The Networked Audio range of audio interfaces (Horus & Hapi to the uninitiated) can easily be considered some of the best audio interfaces in the world.
Using nothing more than a GbE port on your Mac, all of the members of the Networked Audio family provide the most astonishing Inputs for your location recording.
What is The Networked Audio Family?
In very small boxes (2U and 1U respectively), the members of this family of products provide some of the most sonically pristine audio I/O, professional-grade synchronisation I/O and a flexible and intuitive routing matrix and digital format converter all wrapped together in an interface which can be accessed from any web-enabled device.
All of these boxes also come standard with RAVENNA / AES67 connectivity. In the most basic of terms, what this means for the end user is that once you plug a Horus or Hapi into your studio network, you can then pick up any input and output from the unit on any other DAW (Digital Audio Workstation) on that same network.
The best A to D conversion... Full stop.
After hundreds of tests made by some of the world’s most “golden eared” engineers, we can say this with a strong sense of confidence, as the Networked Audio family’s AD8D and AD8DP input cards keep coming out on top.
Sync over Ethernet (LTC/MTC/Video)
All the members of the Networked Audio family carry I/O for LTC (SMPTE), MTC and a video reference (Black & Burst), which are distributed using the RAVENNA/AES67 connection, this means that with Horus or Hapi, sync for your studio can run to any number of DAW’s across the network with ease!
From the elegant brushed aluminium finish, to the hand soldering of every single analog component, the Swiss-eye for precision and quality exists throughout.
AC or DC Power supplies (Hapi)
When power supply becomes a concern for you, then using the DC power option for Hapi allows you to regulate how current arrives at your DAC. Location recording usually means battery packs, and Hapi is up for the job with an optional DC input.

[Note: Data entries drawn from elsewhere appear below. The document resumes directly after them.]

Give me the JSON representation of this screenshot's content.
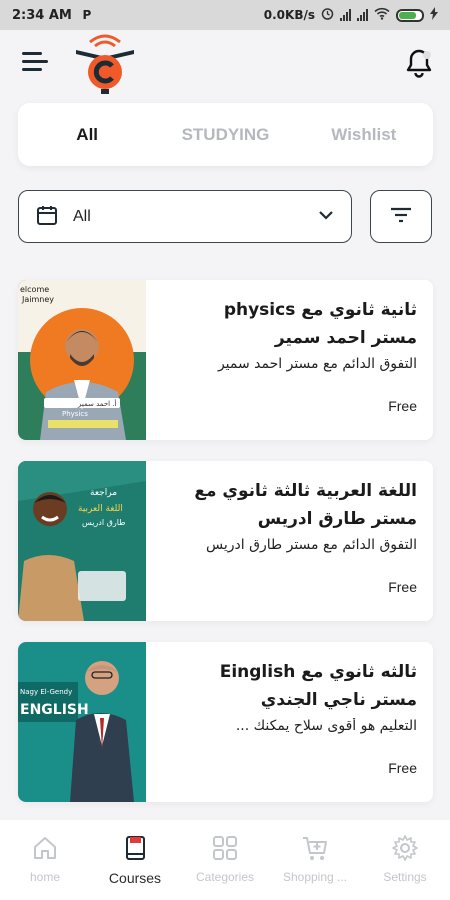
{
  "status_bar": {
    "time": "2:34 AM",
    "app_indicator": "P",
    "network_speed": "0.0KB/s"
  },
  "header": {
    "menu_icon": "hamburger-icon",
    "logo": "app-logo-icon",
    "notification_icon": "bell-icon"
  },
  "tabs": [
    {
      "label": "All",
      "active": true
    },
    {
      "label": "STUDYING",
      "active": false
    },
    {
      "label": "Wishlist",
      "active": false
    }
  ],
  "filter": {
    "selected": "All",
    "calendar_icon": "calendar-icon",
    "dropdown_icon": "chevron-down-icon",
    "filter_icon": "filter-icon"
  },
  "courses": [
    {
      "title_line1": "ثانية ثانوي مع physics",
      "title_line2": "مستر احمد سمير",
      "description": "التفوق الدائم مع مستر احمد سمير",
      "price": "Free",
      "thumb_text": [
        "elcome",
        "Jaimney",
        "Physics",
        "أ. احمد سمير"
      ]
    },
    {
      "title_line1": "اللغة العربية ثالثة ثانوي مع",
      "title_line2": "مستر طارق ادريس",
      "description": "التفوق الدائم مع مستر طارق ادريس",
      "price": "Free",
      "thumb_text": [
        "مراجعة",
        "اللغة العربية",
        "طارق ادريس"
      ]
    },
    {
      "title_line1": "ثالثه ثانوي مع Einglish",
      "title_line2": "مستر ناجي الجندي",
      "description": "التعليم هو أقوى سلاح يمكنك ...",
      "price": "Free",
      "thumb_text": [
        "Nagy El-Gendy",
        "ENGLISH"
      ]
    }
  ],
  "bottom_nav": [
    {
      "label": "home",
      "icon": "home-icon",
      "active": false
    },
    {
      "label": "Courses",
      "icon": "book-icon",
      "active": true
    },
    {
      "label": "Categories",
      "icon": "grid-icon",
      "active": false
    },
    {
      "label": "Shopping ...",
      "icon": "cart-icon",
      "active": false
    },
    {
      "label": "Settings",
      "icon": "gear-icon",
      "active": false
    }
  ],
  "colors": {
    "accent": "#f05a28",
    "dark": "#1d2b36",
    "inactive": "#c3c6cc"
  }
}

Some ideas on what RAVENNA and AES67 could mean for your setup:
- Long cable runs of CAT5E to keep your rig away from the action while keeping your analog runs very short
- Backup recording to a second computer using nothing more than an off the shelf switch
- Place multiple units around a set and record them all to one machine using standard IT equipment to interconnect them all.